┌──

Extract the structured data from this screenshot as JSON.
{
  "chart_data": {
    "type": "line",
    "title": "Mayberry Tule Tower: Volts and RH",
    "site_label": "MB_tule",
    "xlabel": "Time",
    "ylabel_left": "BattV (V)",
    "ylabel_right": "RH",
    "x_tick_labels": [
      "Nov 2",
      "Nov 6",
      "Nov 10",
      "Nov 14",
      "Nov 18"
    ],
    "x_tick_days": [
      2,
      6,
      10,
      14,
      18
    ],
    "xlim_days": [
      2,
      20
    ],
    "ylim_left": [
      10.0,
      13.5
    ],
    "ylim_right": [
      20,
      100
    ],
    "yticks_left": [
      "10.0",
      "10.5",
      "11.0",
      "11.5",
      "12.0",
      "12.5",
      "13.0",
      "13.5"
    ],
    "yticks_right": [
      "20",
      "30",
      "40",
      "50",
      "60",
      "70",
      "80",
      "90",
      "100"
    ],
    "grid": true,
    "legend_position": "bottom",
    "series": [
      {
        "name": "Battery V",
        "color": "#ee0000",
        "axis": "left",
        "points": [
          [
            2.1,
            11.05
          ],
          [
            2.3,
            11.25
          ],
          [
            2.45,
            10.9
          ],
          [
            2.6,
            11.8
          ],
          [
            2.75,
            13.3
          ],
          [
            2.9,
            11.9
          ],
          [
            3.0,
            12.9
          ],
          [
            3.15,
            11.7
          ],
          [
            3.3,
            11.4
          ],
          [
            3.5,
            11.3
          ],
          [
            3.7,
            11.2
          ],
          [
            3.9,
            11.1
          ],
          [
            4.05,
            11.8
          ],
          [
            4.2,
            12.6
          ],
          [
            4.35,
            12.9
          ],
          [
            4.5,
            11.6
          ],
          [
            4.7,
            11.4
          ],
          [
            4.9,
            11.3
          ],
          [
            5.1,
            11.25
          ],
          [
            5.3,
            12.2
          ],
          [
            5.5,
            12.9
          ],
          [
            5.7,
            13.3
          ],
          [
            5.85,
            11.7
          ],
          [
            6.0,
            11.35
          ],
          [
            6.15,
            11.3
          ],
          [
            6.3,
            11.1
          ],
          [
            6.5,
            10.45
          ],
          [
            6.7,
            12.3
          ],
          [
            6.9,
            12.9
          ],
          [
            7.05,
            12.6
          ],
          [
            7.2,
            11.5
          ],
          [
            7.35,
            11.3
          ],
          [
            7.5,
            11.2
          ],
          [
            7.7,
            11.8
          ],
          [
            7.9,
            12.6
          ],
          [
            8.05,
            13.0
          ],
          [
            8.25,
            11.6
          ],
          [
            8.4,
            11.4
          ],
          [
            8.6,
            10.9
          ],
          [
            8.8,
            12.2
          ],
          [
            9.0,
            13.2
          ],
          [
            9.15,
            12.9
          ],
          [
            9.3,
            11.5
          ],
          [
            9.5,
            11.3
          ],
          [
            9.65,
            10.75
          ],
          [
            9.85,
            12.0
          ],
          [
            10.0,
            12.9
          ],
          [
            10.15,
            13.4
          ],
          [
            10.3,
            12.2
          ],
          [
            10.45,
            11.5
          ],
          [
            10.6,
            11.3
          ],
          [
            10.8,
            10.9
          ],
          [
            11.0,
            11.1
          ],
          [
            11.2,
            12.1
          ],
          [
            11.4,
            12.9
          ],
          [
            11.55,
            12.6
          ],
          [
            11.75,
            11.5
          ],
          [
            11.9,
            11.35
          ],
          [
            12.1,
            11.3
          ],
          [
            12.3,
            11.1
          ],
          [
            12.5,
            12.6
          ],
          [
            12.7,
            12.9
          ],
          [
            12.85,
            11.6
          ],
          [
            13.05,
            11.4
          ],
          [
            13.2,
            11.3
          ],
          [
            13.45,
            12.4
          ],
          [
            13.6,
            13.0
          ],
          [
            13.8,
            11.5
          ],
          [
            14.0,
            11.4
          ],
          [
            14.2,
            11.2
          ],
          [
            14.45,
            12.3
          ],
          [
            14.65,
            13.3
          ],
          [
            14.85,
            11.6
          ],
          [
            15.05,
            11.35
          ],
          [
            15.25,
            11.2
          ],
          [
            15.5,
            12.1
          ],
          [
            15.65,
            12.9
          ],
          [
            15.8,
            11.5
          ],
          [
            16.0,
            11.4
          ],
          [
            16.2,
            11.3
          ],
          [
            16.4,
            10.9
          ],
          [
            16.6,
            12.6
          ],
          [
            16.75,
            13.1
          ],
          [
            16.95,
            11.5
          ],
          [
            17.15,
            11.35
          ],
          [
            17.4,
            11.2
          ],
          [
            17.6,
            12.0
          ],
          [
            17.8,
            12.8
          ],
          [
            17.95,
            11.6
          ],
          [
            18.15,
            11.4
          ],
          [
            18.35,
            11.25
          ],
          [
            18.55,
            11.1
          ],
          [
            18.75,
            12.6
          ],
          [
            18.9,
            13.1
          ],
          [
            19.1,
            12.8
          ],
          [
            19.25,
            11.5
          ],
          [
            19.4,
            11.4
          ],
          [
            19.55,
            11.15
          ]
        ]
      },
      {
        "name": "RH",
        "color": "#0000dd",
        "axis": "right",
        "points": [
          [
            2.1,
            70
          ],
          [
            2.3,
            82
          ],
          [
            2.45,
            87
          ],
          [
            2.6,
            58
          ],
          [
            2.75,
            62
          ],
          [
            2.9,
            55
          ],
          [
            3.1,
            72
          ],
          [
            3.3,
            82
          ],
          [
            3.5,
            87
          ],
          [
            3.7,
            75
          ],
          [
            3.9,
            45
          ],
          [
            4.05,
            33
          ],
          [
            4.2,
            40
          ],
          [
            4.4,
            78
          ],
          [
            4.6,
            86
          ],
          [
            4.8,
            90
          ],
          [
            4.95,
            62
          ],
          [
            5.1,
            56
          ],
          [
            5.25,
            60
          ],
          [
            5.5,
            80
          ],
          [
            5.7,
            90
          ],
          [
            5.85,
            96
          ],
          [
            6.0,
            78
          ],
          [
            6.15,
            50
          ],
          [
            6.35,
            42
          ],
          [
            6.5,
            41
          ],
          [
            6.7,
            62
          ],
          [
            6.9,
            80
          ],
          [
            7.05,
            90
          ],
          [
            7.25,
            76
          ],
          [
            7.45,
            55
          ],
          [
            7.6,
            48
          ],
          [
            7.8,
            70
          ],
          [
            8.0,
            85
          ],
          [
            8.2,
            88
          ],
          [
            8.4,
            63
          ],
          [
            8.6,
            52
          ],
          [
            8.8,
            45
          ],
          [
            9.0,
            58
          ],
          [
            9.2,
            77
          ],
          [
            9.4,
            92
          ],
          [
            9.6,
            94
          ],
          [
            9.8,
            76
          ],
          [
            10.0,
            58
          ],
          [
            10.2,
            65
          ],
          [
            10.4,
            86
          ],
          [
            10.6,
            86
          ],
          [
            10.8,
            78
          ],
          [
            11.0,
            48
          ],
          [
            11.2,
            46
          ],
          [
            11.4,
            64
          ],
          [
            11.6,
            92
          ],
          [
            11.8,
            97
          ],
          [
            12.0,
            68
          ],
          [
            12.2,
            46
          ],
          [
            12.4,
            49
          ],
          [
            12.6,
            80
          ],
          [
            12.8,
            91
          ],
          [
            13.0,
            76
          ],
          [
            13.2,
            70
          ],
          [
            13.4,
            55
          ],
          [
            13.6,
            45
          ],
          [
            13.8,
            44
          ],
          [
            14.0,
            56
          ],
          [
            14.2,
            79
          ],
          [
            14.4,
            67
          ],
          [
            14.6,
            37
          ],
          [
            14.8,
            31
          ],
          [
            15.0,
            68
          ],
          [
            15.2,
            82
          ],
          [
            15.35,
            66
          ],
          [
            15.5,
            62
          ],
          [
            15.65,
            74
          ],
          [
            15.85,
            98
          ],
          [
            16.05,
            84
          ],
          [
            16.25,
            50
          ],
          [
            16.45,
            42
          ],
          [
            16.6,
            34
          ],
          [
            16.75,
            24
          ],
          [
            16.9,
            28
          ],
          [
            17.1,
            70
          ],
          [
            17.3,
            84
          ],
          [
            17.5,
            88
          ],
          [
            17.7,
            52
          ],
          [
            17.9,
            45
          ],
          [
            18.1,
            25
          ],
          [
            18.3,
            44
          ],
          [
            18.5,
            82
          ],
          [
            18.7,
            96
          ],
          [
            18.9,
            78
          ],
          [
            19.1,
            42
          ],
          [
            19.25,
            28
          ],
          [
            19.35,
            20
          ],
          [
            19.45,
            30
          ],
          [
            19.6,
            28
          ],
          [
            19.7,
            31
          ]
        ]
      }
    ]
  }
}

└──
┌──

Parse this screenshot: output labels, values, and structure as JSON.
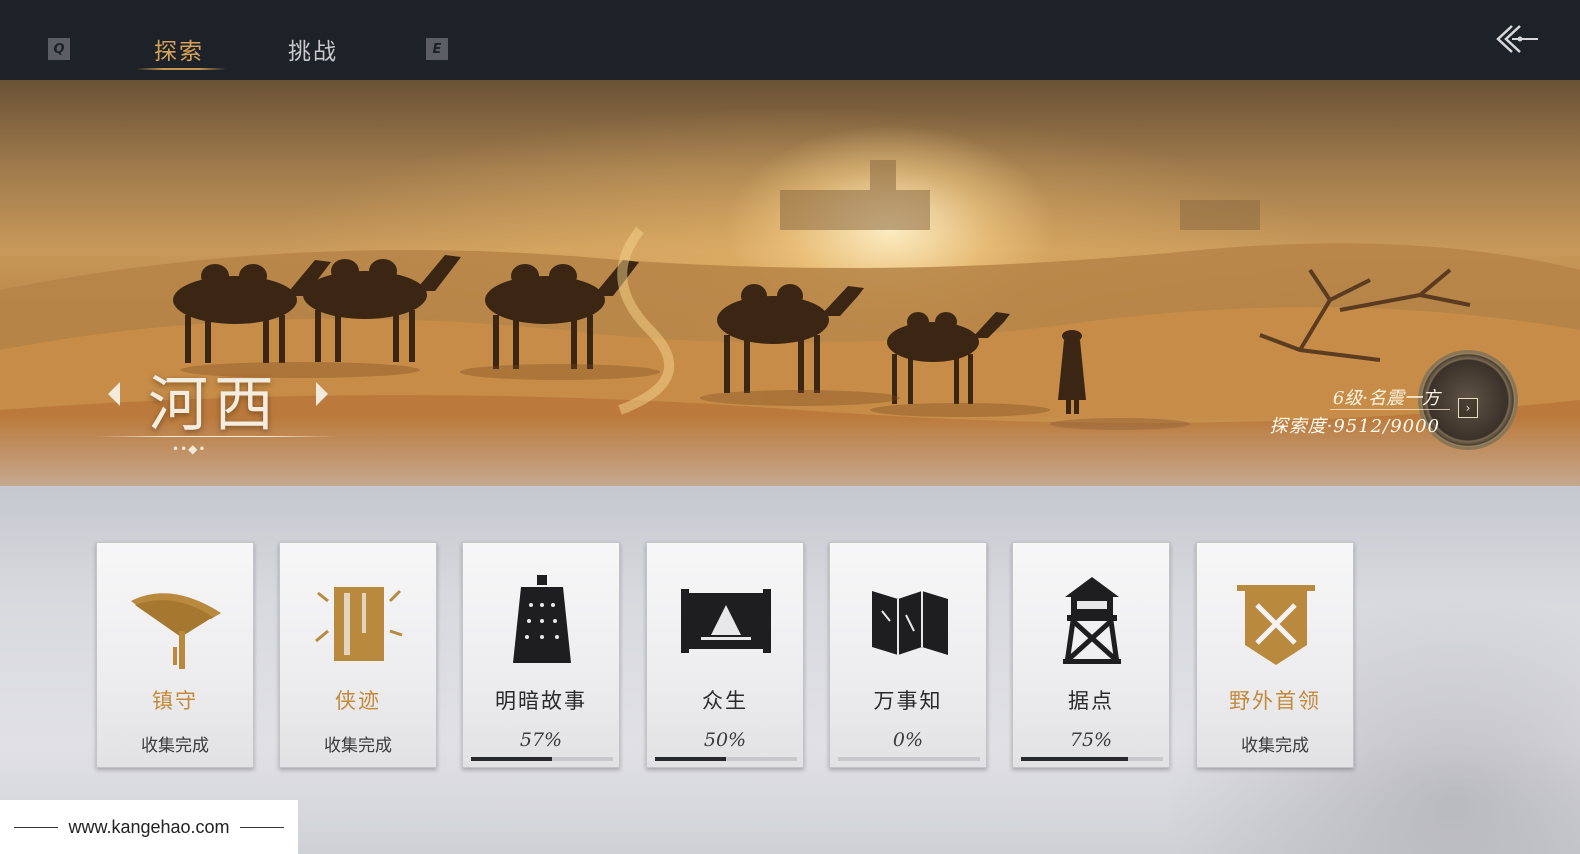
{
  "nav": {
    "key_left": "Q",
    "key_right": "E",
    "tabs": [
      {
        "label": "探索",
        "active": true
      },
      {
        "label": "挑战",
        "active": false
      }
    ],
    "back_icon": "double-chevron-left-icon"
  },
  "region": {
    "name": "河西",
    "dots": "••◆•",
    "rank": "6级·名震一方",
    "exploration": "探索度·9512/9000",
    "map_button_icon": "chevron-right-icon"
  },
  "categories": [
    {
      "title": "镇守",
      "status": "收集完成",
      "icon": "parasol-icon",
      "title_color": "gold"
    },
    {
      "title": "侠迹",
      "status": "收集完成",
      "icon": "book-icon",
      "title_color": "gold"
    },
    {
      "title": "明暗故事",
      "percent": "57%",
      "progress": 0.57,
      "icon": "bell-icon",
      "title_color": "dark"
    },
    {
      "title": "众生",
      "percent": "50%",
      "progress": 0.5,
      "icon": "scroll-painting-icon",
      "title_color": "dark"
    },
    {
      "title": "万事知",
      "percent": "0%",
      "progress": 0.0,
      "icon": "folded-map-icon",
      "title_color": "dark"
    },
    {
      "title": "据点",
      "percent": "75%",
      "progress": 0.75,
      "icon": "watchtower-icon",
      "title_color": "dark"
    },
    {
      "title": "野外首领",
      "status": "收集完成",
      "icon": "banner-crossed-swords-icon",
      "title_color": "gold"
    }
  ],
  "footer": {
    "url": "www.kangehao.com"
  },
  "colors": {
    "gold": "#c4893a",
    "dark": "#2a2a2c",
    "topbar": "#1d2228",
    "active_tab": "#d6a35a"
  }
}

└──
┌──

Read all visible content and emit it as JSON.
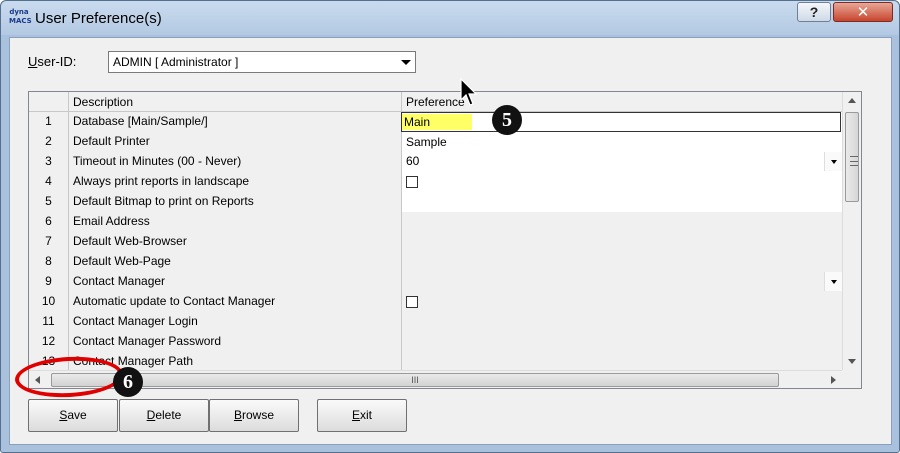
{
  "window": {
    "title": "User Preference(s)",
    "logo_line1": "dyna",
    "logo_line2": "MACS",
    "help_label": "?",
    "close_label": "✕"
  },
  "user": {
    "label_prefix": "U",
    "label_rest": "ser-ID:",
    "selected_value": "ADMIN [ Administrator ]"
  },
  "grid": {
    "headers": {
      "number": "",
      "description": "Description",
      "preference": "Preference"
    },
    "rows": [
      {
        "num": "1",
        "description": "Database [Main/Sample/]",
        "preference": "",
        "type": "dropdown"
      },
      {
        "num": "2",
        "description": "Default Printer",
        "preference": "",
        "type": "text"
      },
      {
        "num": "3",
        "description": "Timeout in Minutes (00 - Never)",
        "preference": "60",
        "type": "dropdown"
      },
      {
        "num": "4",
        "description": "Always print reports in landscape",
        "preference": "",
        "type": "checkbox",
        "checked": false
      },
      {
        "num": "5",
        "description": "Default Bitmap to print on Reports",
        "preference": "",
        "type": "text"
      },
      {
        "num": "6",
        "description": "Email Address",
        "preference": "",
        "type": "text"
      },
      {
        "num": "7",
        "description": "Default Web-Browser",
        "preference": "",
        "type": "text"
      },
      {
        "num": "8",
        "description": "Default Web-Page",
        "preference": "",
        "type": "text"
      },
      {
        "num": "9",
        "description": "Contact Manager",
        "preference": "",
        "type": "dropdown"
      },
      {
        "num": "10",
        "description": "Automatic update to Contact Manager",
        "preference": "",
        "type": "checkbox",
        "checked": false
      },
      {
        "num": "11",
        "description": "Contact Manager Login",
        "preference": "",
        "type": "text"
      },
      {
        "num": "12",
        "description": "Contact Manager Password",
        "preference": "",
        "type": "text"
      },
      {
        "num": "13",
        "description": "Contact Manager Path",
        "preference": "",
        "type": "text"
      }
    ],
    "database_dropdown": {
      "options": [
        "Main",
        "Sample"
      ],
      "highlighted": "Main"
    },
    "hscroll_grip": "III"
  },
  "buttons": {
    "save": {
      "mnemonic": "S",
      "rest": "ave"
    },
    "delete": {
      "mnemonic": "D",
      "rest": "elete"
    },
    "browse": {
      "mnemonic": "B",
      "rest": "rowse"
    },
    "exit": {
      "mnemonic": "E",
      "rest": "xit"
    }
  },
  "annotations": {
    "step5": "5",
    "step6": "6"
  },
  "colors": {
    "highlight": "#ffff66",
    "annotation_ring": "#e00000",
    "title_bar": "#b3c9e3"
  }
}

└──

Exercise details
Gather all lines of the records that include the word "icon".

Solution to this task
    "back_icon": "double-chevron-left-icon"
    "map_button_icon": "chevron-right-icon"
      "icon": "parasol-icon",
      "icon": "book-icon",
      "icon": "bell-icon",
      "icon": "scroll-painting-icon",
      "icon": "folded-map-icon",
      "icon": "watchtower-icon",
      "icon": "banner-crossed-swords-icon",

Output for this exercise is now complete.